- I like to say to them, ‘OK, you’re here. They [the military] have said, ‘Use these eight hours to talk about money.’ I don’t know you. You don’t know me, but I want you to know that I’m here to be of service to you and I think these cards will help you understand and process a lot of the information that I have to share with you today. How you’re going to listen, how you’re going to hear, how you’re going to process is subliminally influenced by what has happened to you.
- After the class sorts their Money Habitudes cards, she takes a tally where people share their different dominant Habitudes. This low-risk exercise to share something personal and financial underscores that people are different and that they come from different places when it comes to money.
- The cards get their attention and are a fabulous way to have individuals work it out for themselves. They figure out the real reason they are using money the way they do.
- People learn best when they are involved in their learning. Through the cards they are involved, they reflect and are more likely to apply what they’ve learned.
- The cards help them to understand and process a lot of the information that is shared within the context of this class.
Observations and Comments:
Too often I think that people jump right in with the body of material they want to present, but [first] you need some method to get people to be with you because then they’re going to hear you better and they’re going to engage with the material.
Part of the reason that the cards work is because participants find value in the insights they provide—and that they accurately capture people’s strengths and challenges around dealing with money.
The thing that I love about using the cards is a comment I have heard over and over and over again: ‘Oh, did they get me right!’ or ‘I can’t believe how accurate this is!’
Money Habitudes cards are a versatile tool. I always take them with me because, invariably, I can make them work in the situation I find myself in.

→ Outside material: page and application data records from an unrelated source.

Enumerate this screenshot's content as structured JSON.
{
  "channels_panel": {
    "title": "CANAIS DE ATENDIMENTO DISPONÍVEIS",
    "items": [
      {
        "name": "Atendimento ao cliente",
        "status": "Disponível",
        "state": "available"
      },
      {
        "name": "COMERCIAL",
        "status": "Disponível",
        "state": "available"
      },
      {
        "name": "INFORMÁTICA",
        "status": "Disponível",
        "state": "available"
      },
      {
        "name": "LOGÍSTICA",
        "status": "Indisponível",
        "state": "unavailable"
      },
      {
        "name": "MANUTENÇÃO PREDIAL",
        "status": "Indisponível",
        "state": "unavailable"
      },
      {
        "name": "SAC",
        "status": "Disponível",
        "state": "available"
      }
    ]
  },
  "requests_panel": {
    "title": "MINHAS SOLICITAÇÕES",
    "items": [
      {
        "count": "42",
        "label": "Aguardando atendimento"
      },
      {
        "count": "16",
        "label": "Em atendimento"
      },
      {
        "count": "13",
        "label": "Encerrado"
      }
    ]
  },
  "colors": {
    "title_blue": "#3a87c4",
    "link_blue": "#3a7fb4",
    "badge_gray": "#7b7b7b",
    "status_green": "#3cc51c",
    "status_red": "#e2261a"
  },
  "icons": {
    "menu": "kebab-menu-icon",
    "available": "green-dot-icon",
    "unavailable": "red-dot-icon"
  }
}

Beyond the hands-on engagement the cards offer they help people put the other topics in context. Understanding one’s Habitudes then frames other aspects of financial well-being regarding spending or saving smarter, investing, going into debt, giving to charity and the like. This is especially important with an audience that often lacks financial life experience and good financial role models.